### PROBLEM REQUIREMENTS
Set down the entries again word for word, without any of the images.

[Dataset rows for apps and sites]
□ □ □ □
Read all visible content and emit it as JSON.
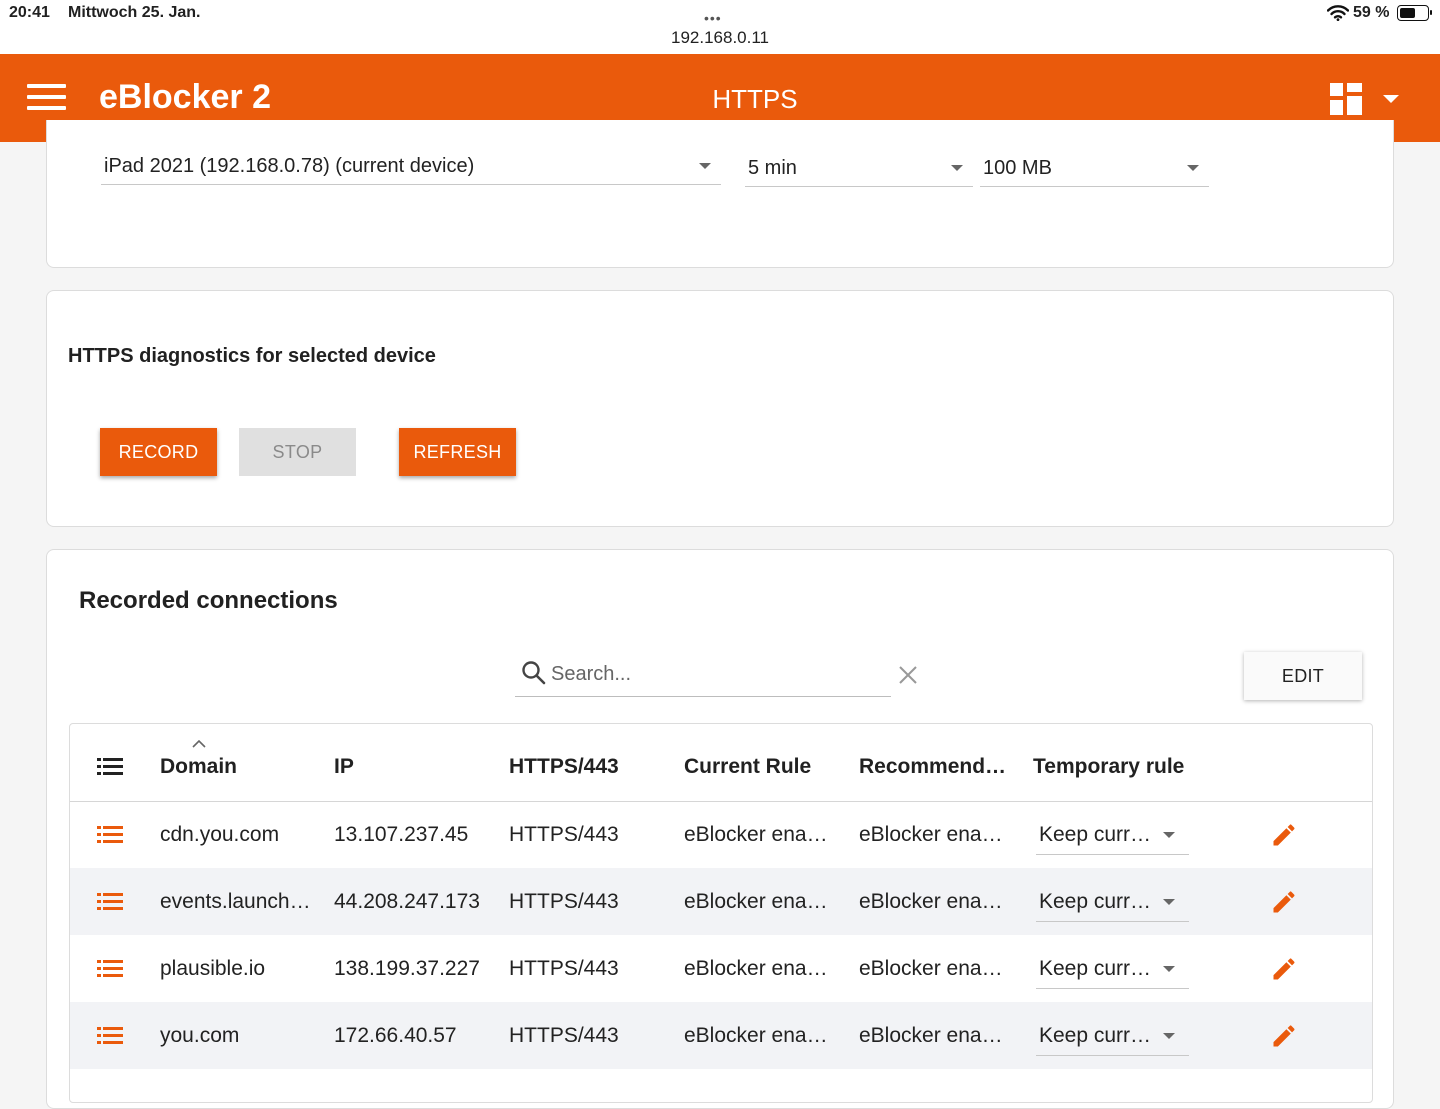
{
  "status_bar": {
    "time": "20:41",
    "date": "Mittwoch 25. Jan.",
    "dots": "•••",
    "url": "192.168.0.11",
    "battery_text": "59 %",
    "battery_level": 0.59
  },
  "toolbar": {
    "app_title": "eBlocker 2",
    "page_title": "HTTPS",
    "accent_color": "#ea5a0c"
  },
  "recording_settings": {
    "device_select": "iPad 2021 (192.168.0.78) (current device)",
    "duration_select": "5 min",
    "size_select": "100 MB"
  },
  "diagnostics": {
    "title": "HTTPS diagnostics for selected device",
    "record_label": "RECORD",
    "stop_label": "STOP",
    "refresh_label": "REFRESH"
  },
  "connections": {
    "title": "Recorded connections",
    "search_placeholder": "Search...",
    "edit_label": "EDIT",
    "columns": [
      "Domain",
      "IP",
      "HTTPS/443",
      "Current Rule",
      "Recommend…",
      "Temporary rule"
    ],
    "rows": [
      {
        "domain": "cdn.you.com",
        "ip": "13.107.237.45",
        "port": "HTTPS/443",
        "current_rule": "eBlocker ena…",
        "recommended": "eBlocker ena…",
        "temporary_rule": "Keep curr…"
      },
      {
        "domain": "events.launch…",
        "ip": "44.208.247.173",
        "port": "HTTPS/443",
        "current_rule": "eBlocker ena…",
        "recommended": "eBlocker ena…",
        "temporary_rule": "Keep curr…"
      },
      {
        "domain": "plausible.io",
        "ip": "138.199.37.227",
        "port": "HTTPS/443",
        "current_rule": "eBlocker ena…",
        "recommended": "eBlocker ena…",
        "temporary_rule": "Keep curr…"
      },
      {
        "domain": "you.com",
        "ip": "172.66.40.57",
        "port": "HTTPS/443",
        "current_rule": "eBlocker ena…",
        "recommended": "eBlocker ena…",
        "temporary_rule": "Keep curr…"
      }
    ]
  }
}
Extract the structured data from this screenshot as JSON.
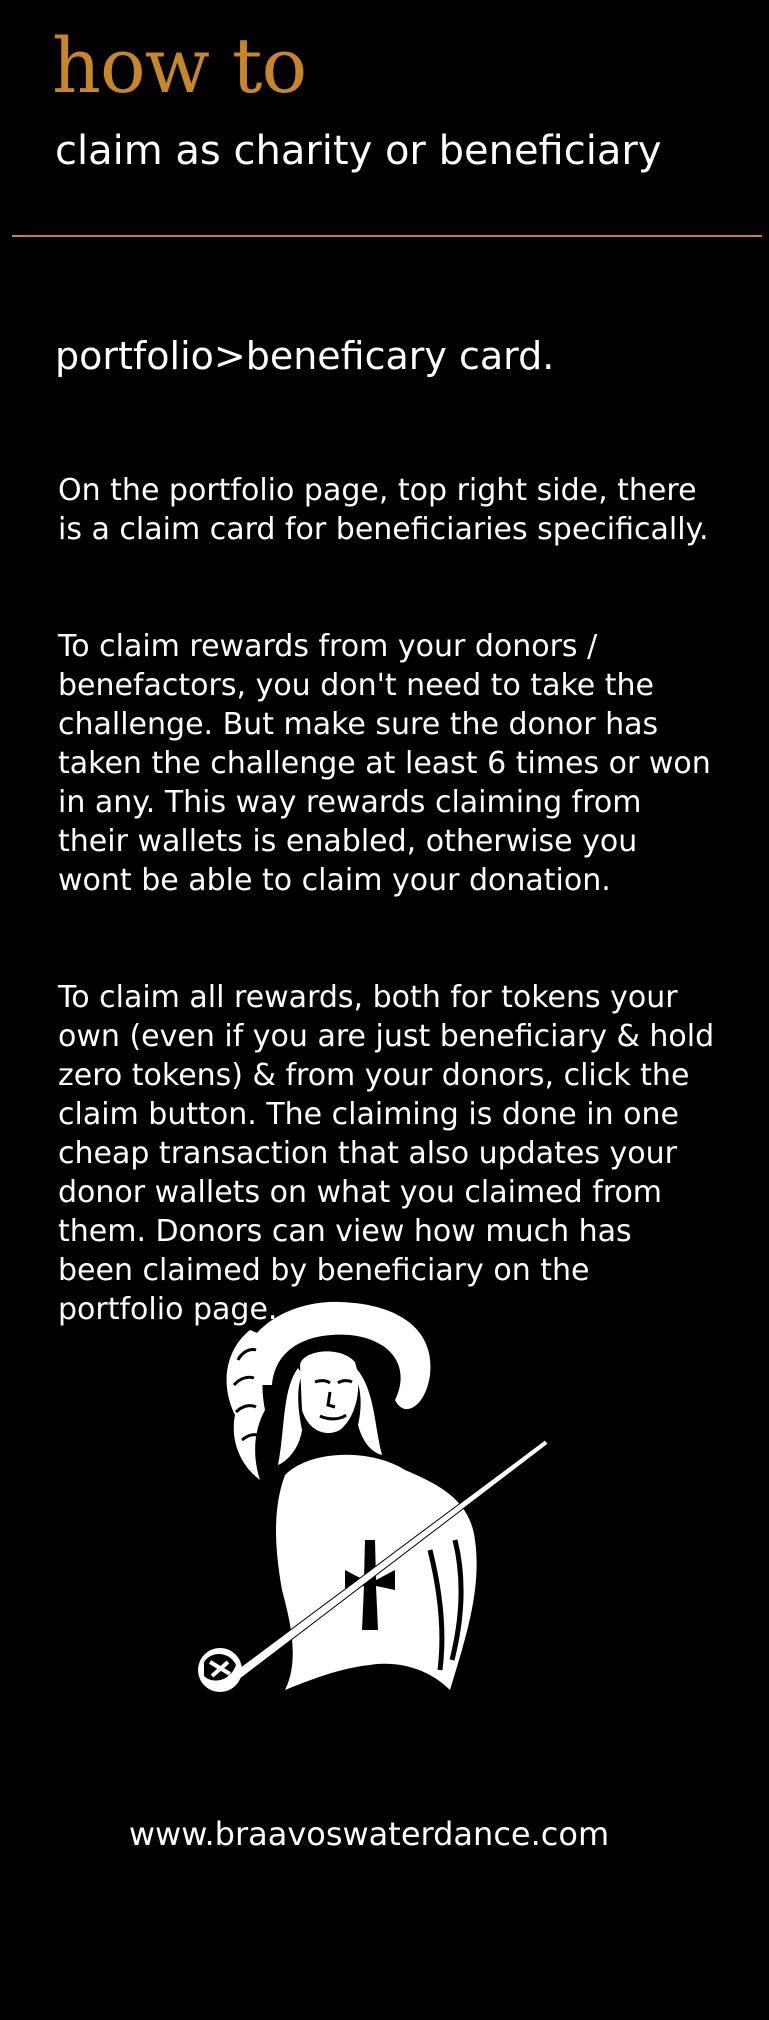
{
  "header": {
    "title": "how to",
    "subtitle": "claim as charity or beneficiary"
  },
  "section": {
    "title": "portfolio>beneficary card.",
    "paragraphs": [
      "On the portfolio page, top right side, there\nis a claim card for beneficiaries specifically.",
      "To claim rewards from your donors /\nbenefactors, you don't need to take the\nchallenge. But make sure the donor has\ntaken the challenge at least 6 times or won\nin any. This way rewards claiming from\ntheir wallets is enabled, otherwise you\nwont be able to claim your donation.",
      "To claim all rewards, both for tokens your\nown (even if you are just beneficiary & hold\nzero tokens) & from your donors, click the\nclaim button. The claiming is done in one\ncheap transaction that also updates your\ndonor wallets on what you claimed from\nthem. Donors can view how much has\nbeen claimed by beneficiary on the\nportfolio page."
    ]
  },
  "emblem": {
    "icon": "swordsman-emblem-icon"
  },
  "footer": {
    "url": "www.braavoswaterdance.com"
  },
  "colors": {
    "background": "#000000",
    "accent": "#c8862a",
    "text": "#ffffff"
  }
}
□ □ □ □
### RESULT OF THIS TASK
Read all visible content and emit it as JSON.
{
  "status_bar": {
    "time": "20:41",
    "date": "Mittwoch 25. Jan.",
    "dots": "•••",
    "url": "192.168.0.11",
    "battery_text": "59 %",
    "battery_level": 0.59
  },
  "toolbar": {
    "app_title": "eBlocker 2",
    "page_title": "HTTPS",
    "accent_color": "#ea5a0c"
  },
  "recording_settings": {
    "device_select": "iPad 2021 (192.168.0.78) (current device)",
    "duration_select": "5 min",
    "size_select": "100 MB"
  },
  "diagnostics": {
    "title": "HTTPS diagnostics for selected device",
    "record_label": "RECORD",
    "stop_label": "STOP",
    "refresh_label": "REFRESH"
  },
  "connections": {
    "title": "Recorded connections",
    "search_placeholder": "Search...",
    "edit_label": "EDIT",
    "columns": [
      "Domain",
      "IP",
      "HTTPS/443",
      "Current Rule",
      "Recommend…",
      "Temporary rule"
    ],
    "rows": [
      {
        "domain": "cdn.you.com",
        "ip": "13.107.237.45",
        "port": "HTTPS/443",
        "current_rule": "eBlocker ena…",
        "recommended": "eBlocker ena…",
        "temporary_rule": "Keep curr…"
      },
      {
        "domain": "events.launch…",
        "ip": "44.208.247.173",
        "port": "HTTPS/443",
        "current_rule": "eBlocker ena…",
        "recommended": "eBlocker ena…",
        "temporary_rule": "Keep curr…"
      },
      {
        "domain": "plausible.io",
        "ip": "138.199.37.227",
        "port": "HTTPS/443",
        "current_rule": "eBlocker ena…",
        "recommended": "eBlocker ena…",
        "temporary_rule": "Keep curr…"
      },
      {
        "domain": "you.com",
        "ip": "172.66.40.57",
        "port": "HTTPS/443",
        "current_rule": "eBlocker ena…",
        "recommended": "eBlocker ena…",
        "temporary_rule": "Keep curr…"
      }
    ]
  }
}
Extract the structured data from this screenshot as JSON.
{
  "header": {
    "title": "how to",
    "subtitle": "claim as charity or beneficiary"
  },
  "section": {
    "title": "portfolio>beneficary card.",
    "paragraphs": [
      "On the portfolio page, top right side, there\nis a claim card for beneficiaries specifically.",
      "To claim rewards from your donors /\nbenefactors, you don't need to take the\nchallenge. But make sure the donor has\ntaken the challenge at least 6 times or won\nin any. This way rewards claiming from\ntheir wallets is enabled, otherwise you\nwont be able to claim your donation.",
      "To claim all rewards, both for tokens your\nown (even if you are just beneficiary & hold\nzero tokens) & from your donors, click the\nclaim button. The claiming is done in one\ncheap transaction that also updates your\ndonor wallets on what you claimed from\nthem. Donors can view how much has\nbeen claimed by beneficiary on the\nportfolio page."
    ]
  },
  "emblem": {
    "icon": "swordsman-emblem-icon"
  },
  "footer": {
    "url": "www.braavoswaterdance.com"
  },
  "colors": {
    "background": "#000000",
    "accent": "#c8862a",
    "text": "#ffffff"
  }
}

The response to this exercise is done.